lation to revenue and taxation. 

Sbctiok 1. All property lu thle State, not ex¬ 
empt under the lawe of the United States, (hall 
bs taxed in proportion to Its value, to be aeoer- 
tained as provided by law. The word ” prop¬ 
erty,” ee need In thle article and section, la 
hereby declared to include moneye. credits, 
bond*, stocks, dues, franchises, sad all other 
matters and thlufi, real, personal and mixed, 
oapabie of private ownership; provided^ that 
property need for free public libraries end free 

tlon from credits of debts due to bo no Sde resi¬ 
dents ol thle Blais. 

NO. II. 

A resolution to propose to the people of the 
State of California an smendmt to section ee van 

F street, N. W., Washington, D. 0,, rep¬ 

resenting ■ large eumber nf important daily 

her of members eonallntlnr the State Board of 
Education, by addiar thereto the Preeldent aud 
Professor of Pedagc*lce of the University of 

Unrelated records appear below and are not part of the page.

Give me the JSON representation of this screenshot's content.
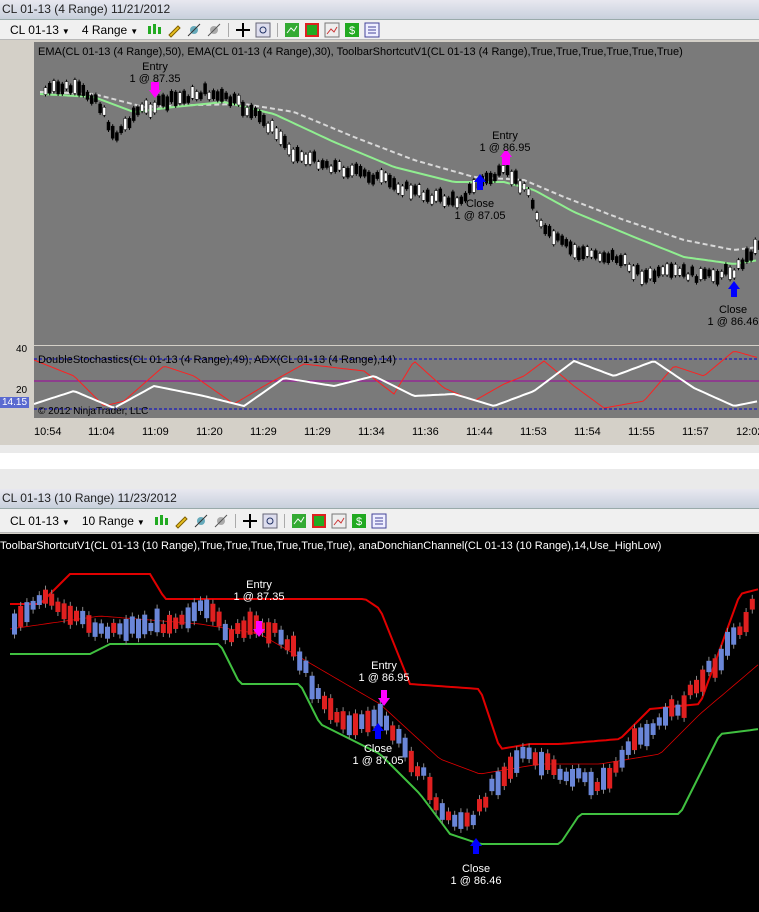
{
  "top_window": {
    "title": "CL 01-13 (4 Range)  11/21/2012",
    "instrument": "CL 01-13",
    "period": "4 Range",
    "indicators_label": "EMA(CL 01-13 (4 Range),50), EMA(CL 01-13 (4 Range),30), ToolbarShortcutV1(CL 01-13 (4 Range),True,True,True,True,True,True)",
    "osc_label": "DoubleStochastics(CL 01-13 (4 Range),49), ADX(CL 01-13 (4 Range),14)",
    "copyright": "© 2012 NinjaTrader, LLC",
    "osc_axis": [
      "40",
      "20"
    ],
    "price_marker": "14.15",
    "time_labels": [
      "10:54",
      "11:04",
      "11:09",
      "11:20",
      "11:29",
      "11:29",
      "11:34",
      "11:36",
      "11:44",
      "11:53",
      "11:54",
      "11:55",
      "11:57",
      "12:02"
    ],
    "annotations": [
      {
        "line1": "Entry",
        "line2": "1 @ 87.35"
      },
      {
        "line1": "Entry",
        "line2": "1 @ 86.95"
      },
      {
        "line1": "Close",
        "line2": "1 @ 87.05"
      },
      {
        "line1": "Close",
        "line2": "1 @ 86.46"
      }
    ],
    "colors": {
      "bg": "#7a7a7a",
      "ema_fast": "#90ee90",
      "ema_slow": "#d8d8d8",
      "stoch": "#ffffff",
      "adx": "#ff2020",
      "band": "#0000cc",
      "mid": "#a000a0"
    }
  },
  "bottom_window": {
    "title": "CL 01-13 (10 Range)  11/23/2012",
    "instrument": "CL 01-13",
    "period": "10 Range",
    "indicators_label": "ToolbarShortcutV1(CL 01-13 (10 Range),True,True,True,True,True,True), anaDonchianChannel(CL 01-13 (10 Range),14,Use_HighLow)",
    "annotations": [
      {
        "line1": "Entry",
        "line2": "1 @ 87.35"
      },
      {
        "line1": "Entry",
        "line2": "1 @ 86.95"
      },
      {
        "line1": "Close",
        "line2": "1 @ 87.05"
      },
      {
        "line1": "Close",
        "line2": "1 @ 86.46"
      }
    ],
    "colors": {
      "bg": "#000000",
      "up": "#6a86d8",
      "down": "#e02020",
      "donchian_up": "#40c040",
      "donchian_down": "#e00000",
      "donchian_flat": "#f4a080"
    }
  }
}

Section 7. The Governor, the Superintendent 
of Public Instruction, the President of Ihe Uni¬ 
versity ol California, and Ihe Proletsor of Pads 

K y therein, and tea Principals of the Stats 
mal Schools, shell oonetltute the Blau Board 
of Education, and shall compile, or earned to 
ba compiled, and adopt • uniform eerie* of text¬ 
books for nee In the oommon eeboola through 
out the Stale. Tbs Stele Board may canes aueh 
text-hooks, when adopted, to ba printed nnd 
published by the Superintendent of State Print 
ins, al the Bute Printing Office, and whan sc 
prints# and published to be dletrlbated and 
■old at tha sqf price of printing, publishing 
aaa dlstrlhutlat the same. Tba text-books so 
adopted shell aanttane la nse not leas than tour 
years, and said State Board shall perform soak 
other duties aa may be prescribed by law. Tbs 

and weakly papers, as wait as general peri¬ 
odicals of the ooUhtry, was instUnted to 
protoot its patron* from unsafe method* 
heretofore employed in this line of badnaoo. 
Tho i mid Company 1* prepared to toko 
chaff* of oil patent baste aaa an trotted to 
it for reasonable fees, and preparaa and 
pr cu s aa tta apptieatUa* groaralty, inofqd- 
ing mechanical inventions, design patents, 
trademarks, labels sopyrights, lotcrforans- 
ee, intrlngedmwta, valMIty reports, sad 
given especial attention to rejected oapos. 
It i* also pAqtesndte antes Into oompatMoffi 
with any Am in mooring foreign patents. 

Write for instructions and advtoe. ^ 
is Jonoi Wmimutrax, 

•18 F fiti set, 

P. O. Box MS, j Washington, D. 0 


Legitlalure ihall provide for a Board of Edaea 
tlon In each county In the Mate. Tha County 
■upartDtendeota and the V-awaj Boards of Ed- 
nettlan ihall hava control of the examfsatloa 
of teacher* and tha graaUag of Teache r *’ oerM- 
■oetei within lb raapattva Jorledleiloa.